◆ TASK REQUIREMENTS:
Print the records below exactly, with no pictures.

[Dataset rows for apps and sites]

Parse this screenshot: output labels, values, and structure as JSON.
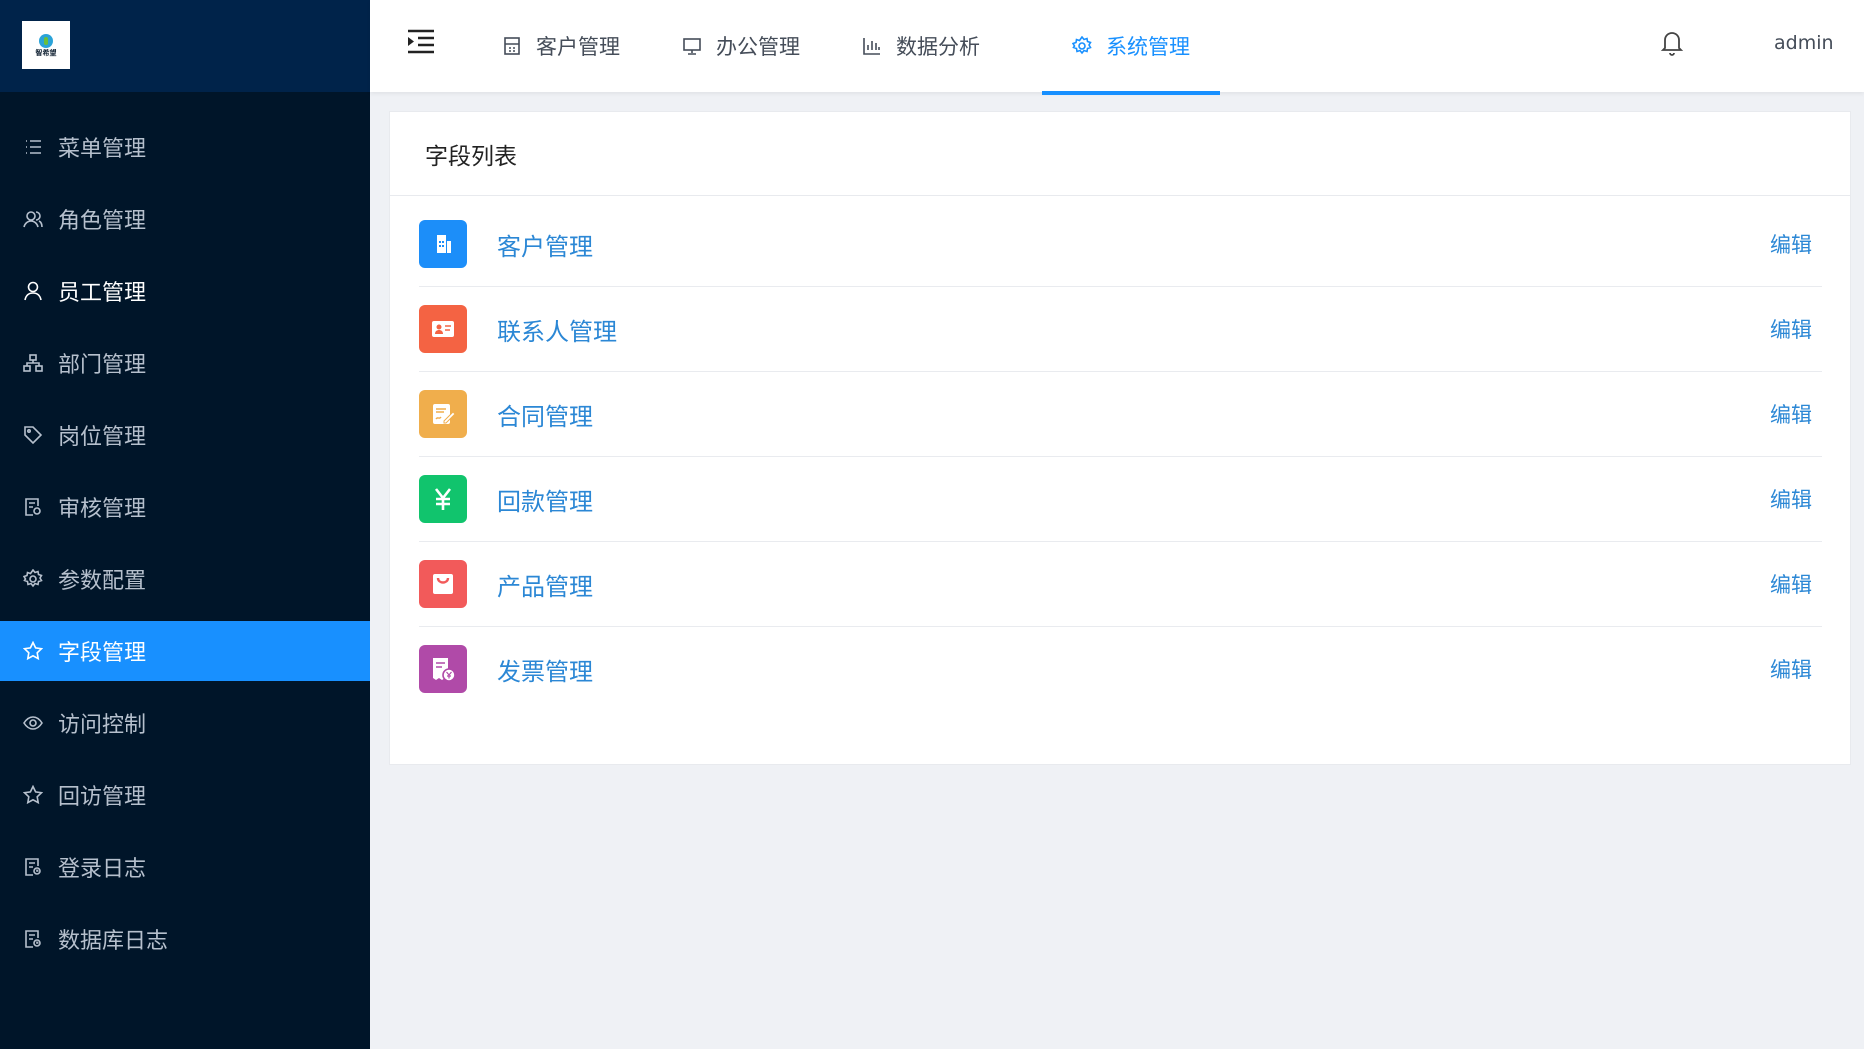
{
  "logo": {
    "text": "智希望",
    "sub": ""
  },
  "sidebar": {
    "items": [
      {
        "label": "菜单管理",
        "icon": "list-icon",
        "state": "normal"
      },
      {
        "label": "角色管理",
        "icon": "users-icon",
        "state": "normal"
      },
      {
        "label": "员工管理",
        "icon": "user-icon",
        "state": "hover"
      },
      {
        "label": "部门管理",
        "icon": "org-chart-icon",
        "state": "normal"
      },
      {
        "label": "岗位管理",
        "icon": "tag-icon",
        "state": "normal"
      },
      {
        "label": "审核管理",
        "icon": "audit-doc-icon",
        "state": "normal"
      },
      {
        "label": "参数配置",
        "icon": "gear-icon",
        "state": "normal"
      },
      {
        "label": "字段管理",
        "icon": "star-icon",
        "state": "active"
      },
      {
        "label": "访问控制",
        "icon": "eye-icon",
        "state": "normal"
      },
      {
        "label": "回访管理",
        "icon": "star-icon",
        "state": "normal"
      },
      {
        "label": "登录日志",
        "icon": "log-doc-icon",
        "state": "normal"
      },
      {
        "label": "数据库日志",
        "icon": "log-doc-icon",
        "state": "normal"
      }
    ]
  },
  "header": {
    "tabs": [
      {
        "label": "客户管理",
        "icon": "building-icon"
      },
      {
        "label": "办公管理",
        "icon": "monitor-icon"
      },
      {
        "label": "数据分析",
        "icon": "bar-chart-icon"
      },
      {
        "label": "系统管理",
        "icon": "gear-icon",
        "active": true
      }
    ],
    "user": "admin"
  },
  "card": {
    "title": "字段列表",
    "edit_label": "编辑",
    "fields": [
      {
        "label": "客户管理",
        "icon": "customer-icon",
        "color": "#1c8ef9"
      },
      {
        "label": "联系人管理",
        "icon": "contact-card-icon",
        "color": "#f46343"
      },
      {
        "label": "合同管理",
        "icon": "contract-icon",
        "color": "#f0ae4c"
      },
      {
        "label": "回款管理",
        "icon": "yen-icon",
        "color": "#11c46d"
      },
      {
        "label": "产品管理",
        "icon": "shopping-bag-icon",
        "color": "#f25a5a"
      },
      {
        "label": "发票管理",
        "icon": "invoice-icon",
        "color": "#b04aa8"
      }
    ]
  },
  "colors": {
    "accent": "#1890ff",
    "sidebar_bg": "#001529",
    "link": "#2b87d5"
  }
}
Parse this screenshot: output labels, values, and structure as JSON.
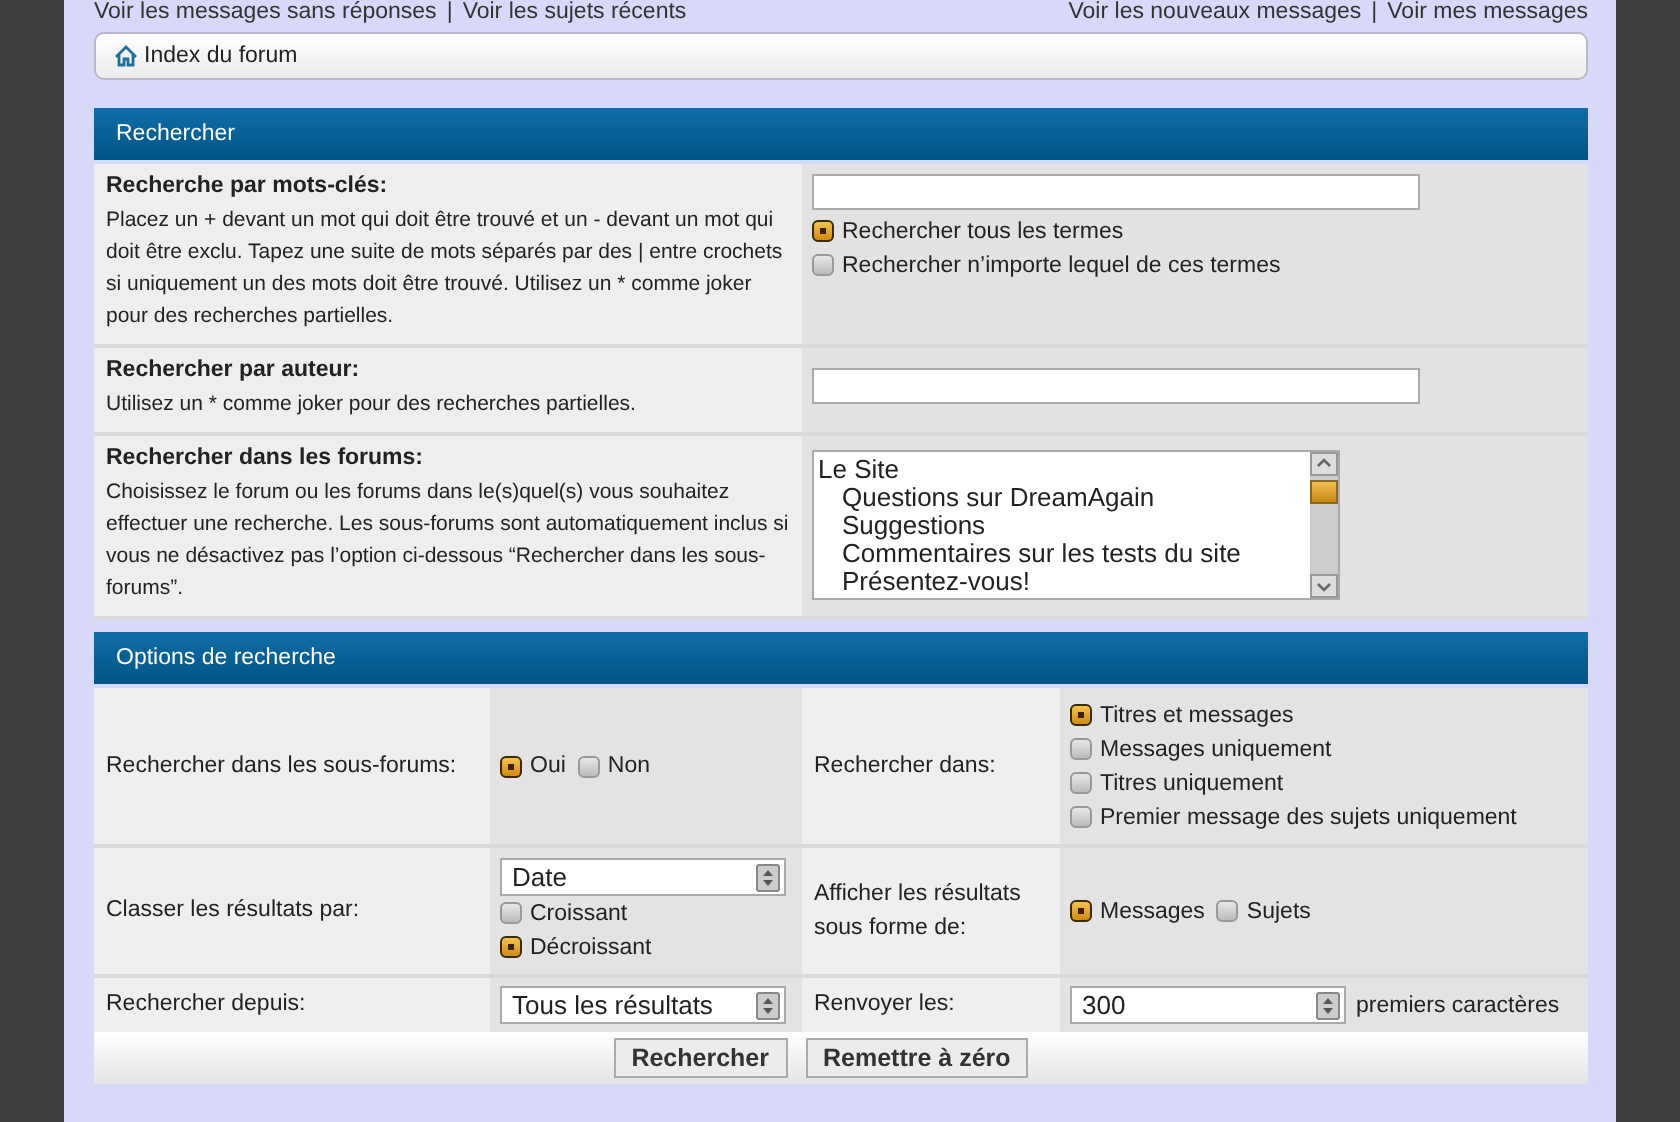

◆ SOLUTION TO THIS TASK:
Parse this screenshot: output labels, values, and structure as JSON.
{
  "logo": {
    "text": "智希望",
    "sub": ""
  },
  "sidebar": {
    "items": [
      {
        "label": "菜单管理",
        "icon": "list-icon",
        "state": "normal"
      },
      {
        "label": "角色管理",
        "icon": "users-icon",
        "state": "normal"
      },
      {
        "label": "员工管理",
        "icon": "user-icon",
        "state": "hover"
      },
      {
        "label": "部门管理",
        "icon": "org-chart-icon",
        "state": "normal"
      },
      {
        "label": "岗位管理",
        "icon": "tag-icon",
        "state": "normal"
      },
      {
        "label": "审核管理",
        "icon": "audit-doc-icon",
        "state": "normal"
      },
      {
        "label": "参数配置",
        "icon": "gear-icon",
        "state": "normal"
      },
      {
        "label": "字段管理",
        "icon": "star-icon",
        "state": "active"
      },
      {
        "label": "访问控制",
        "icon": "eye-icon",
        "state": "normal"
      },
      {
        "label": "回访管理",
        "icon": "star-icon",
        "state": "normal"
      },
      {
        "label": "登录日志",
        "icon": "log-doc-icon",
        "state": "normal"
      },
      {
        "label": "数据库日志",
        "icon": "log-doc-icon",
        "state": "normal"
      }
    ]
  },
  "header": {
    "tabs": [
      {
        "label": "客户管理",
        "icon": "building-icon"
      },
      {
        "label": "办公管理",
        "icon": "monitor-icon"
      },
      {
        "label": "数据分析",
        "icon": "bar-chart-icon"
      },
      {
        "label": "系统管理",
        "icon": "gear-icon",
        "active": true
      }
    ],
    "user": "admin"
  },
  "card": {
    "title": "字段列表",
    "edit_label": "编辑",
    "fields": [
      {
        "label": "客户管理",
        "icon": "customer-icon",
        "color": "#1c8ef9"
      },
      {
        "label": "联系人管理",
        "icon": "contact-card-icon",
        "color": "#f46343"
      },
      {
        "label": "合同管理",
        "icon": "contract-icon",
        "color": "#f0ae4c"
      },
      {
        "label": "回款管理",
        "icon": "yen-icon",
        "color": "#11c46d"
      },
      {
        "label": "产品管理",
        "icon": "shopping-bag-icon",
        "color": "#f25a5a"
      },
      {
        "label": "发票管理",
        "icon": "invoice-icon",
        "color": "#b04aa8"
      }
    ]
  },
  "colors": {
    "accent": "#1890ff",
    "sidebar_bg": "#001529",
    "link": "#2b87d5"
  }
}
Parse this screenshot: output labels, values, and structure as JSON.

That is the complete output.